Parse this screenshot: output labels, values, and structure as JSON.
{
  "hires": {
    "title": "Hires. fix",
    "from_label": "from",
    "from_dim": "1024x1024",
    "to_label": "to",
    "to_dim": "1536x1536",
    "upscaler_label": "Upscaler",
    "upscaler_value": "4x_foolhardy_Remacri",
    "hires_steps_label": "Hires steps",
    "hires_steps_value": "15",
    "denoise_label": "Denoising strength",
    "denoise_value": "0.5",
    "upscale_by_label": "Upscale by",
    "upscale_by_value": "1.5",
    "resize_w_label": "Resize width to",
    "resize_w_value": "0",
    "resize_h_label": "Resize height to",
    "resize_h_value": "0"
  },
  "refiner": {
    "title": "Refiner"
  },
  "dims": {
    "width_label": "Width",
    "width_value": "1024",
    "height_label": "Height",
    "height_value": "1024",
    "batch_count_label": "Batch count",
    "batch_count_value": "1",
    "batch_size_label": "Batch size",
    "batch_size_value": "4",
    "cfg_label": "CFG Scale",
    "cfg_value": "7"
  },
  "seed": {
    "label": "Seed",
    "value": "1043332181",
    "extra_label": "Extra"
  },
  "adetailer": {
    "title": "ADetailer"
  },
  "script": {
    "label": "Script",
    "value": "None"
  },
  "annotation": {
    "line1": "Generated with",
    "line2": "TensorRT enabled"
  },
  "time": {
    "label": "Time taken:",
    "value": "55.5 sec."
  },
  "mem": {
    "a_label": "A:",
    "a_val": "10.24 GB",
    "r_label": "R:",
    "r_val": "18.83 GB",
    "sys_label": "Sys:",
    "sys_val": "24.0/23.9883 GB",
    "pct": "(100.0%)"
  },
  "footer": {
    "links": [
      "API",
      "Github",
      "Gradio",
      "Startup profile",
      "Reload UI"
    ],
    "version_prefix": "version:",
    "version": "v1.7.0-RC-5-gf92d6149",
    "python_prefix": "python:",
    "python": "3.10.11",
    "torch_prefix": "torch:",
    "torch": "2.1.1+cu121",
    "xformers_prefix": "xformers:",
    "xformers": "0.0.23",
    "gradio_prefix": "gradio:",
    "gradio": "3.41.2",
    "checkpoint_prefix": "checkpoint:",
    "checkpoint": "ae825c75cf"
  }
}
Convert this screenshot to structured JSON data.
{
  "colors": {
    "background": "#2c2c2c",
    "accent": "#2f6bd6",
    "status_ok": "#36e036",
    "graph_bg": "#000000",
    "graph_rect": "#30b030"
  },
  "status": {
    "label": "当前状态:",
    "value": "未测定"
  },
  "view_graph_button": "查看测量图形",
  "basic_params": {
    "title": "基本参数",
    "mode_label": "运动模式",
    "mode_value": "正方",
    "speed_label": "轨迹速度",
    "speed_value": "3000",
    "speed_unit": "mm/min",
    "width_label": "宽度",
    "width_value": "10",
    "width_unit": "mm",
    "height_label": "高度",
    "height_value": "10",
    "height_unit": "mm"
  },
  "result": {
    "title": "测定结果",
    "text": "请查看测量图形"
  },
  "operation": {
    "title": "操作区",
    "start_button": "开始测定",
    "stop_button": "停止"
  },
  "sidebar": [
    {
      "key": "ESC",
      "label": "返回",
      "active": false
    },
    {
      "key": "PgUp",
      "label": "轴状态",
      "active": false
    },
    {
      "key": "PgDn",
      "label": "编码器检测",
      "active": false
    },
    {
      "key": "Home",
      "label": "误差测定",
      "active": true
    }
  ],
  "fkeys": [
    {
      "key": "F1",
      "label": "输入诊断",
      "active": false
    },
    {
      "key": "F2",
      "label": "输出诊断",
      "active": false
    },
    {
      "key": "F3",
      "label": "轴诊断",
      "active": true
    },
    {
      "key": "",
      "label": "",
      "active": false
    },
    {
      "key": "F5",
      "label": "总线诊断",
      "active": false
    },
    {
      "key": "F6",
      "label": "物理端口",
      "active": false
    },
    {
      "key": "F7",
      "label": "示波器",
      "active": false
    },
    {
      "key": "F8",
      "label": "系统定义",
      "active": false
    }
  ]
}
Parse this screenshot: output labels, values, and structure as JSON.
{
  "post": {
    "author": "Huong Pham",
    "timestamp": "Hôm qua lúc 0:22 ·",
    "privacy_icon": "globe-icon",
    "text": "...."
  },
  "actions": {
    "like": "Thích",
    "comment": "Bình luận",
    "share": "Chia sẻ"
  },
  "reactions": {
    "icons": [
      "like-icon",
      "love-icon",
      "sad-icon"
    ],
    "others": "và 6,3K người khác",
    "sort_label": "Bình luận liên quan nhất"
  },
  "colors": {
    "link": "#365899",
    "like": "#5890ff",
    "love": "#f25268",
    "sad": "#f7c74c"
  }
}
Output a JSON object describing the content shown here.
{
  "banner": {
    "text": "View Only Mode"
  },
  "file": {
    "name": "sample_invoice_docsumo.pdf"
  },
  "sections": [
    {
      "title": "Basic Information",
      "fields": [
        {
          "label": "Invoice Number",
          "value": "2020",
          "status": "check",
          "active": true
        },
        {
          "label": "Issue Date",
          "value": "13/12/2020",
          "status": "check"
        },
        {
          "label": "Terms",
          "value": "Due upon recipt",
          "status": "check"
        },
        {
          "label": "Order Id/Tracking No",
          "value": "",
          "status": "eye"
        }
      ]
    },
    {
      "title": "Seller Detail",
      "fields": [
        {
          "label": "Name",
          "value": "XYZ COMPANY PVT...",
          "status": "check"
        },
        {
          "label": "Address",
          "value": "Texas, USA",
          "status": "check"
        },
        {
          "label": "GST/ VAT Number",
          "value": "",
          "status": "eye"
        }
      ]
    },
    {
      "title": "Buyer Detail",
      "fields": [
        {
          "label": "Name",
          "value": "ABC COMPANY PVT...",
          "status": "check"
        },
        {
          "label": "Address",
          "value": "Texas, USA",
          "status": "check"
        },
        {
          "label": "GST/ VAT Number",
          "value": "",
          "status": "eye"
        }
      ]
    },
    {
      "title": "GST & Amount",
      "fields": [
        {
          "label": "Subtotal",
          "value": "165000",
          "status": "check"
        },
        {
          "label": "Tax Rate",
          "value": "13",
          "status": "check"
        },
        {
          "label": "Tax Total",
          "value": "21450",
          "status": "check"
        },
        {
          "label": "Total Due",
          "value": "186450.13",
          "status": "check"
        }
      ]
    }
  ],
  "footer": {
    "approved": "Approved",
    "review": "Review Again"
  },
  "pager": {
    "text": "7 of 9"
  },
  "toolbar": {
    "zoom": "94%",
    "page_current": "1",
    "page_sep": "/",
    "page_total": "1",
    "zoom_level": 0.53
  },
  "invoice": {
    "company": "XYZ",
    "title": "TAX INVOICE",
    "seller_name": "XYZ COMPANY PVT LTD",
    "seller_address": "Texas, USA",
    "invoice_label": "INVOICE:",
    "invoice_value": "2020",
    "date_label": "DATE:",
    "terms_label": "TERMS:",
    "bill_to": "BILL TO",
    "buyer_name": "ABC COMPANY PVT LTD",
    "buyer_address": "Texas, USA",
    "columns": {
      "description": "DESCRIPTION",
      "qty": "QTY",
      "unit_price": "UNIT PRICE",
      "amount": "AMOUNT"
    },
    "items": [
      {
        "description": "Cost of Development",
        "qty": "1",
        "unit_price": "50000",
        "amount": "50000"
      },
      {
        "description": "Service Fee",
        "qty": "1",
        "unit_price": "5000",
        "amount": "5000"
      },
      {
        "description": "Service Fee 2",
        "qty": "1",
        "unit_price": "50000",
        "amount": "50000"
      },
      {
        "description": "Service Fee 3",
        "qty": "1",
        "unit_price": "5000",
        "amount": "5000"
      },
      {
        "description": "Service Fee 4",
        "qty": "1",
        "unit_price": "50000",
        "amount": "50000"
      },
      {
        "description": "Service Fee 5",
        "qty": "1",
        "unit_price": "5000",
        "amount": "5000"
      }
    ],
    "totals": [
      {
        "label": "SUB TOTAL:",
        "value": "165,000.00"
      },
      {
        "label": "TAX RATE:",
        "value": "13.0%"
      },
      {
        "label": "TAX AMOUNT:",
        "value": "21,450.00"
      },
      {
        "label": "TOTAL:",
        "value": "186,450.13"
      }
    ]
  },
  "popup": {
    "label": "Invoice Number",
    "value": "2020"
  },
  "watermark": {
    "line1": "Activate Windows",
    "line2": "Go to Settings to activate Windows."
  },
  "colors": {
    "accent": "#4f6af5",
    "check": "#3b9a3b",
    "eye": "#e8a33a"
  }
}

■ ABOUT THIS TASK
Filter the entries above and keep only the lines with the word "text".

■ ANSWER
    "text": "请查看测量图形"
    "text": "...."
    "text": "View Only Mode"
    "text": "7 of 9"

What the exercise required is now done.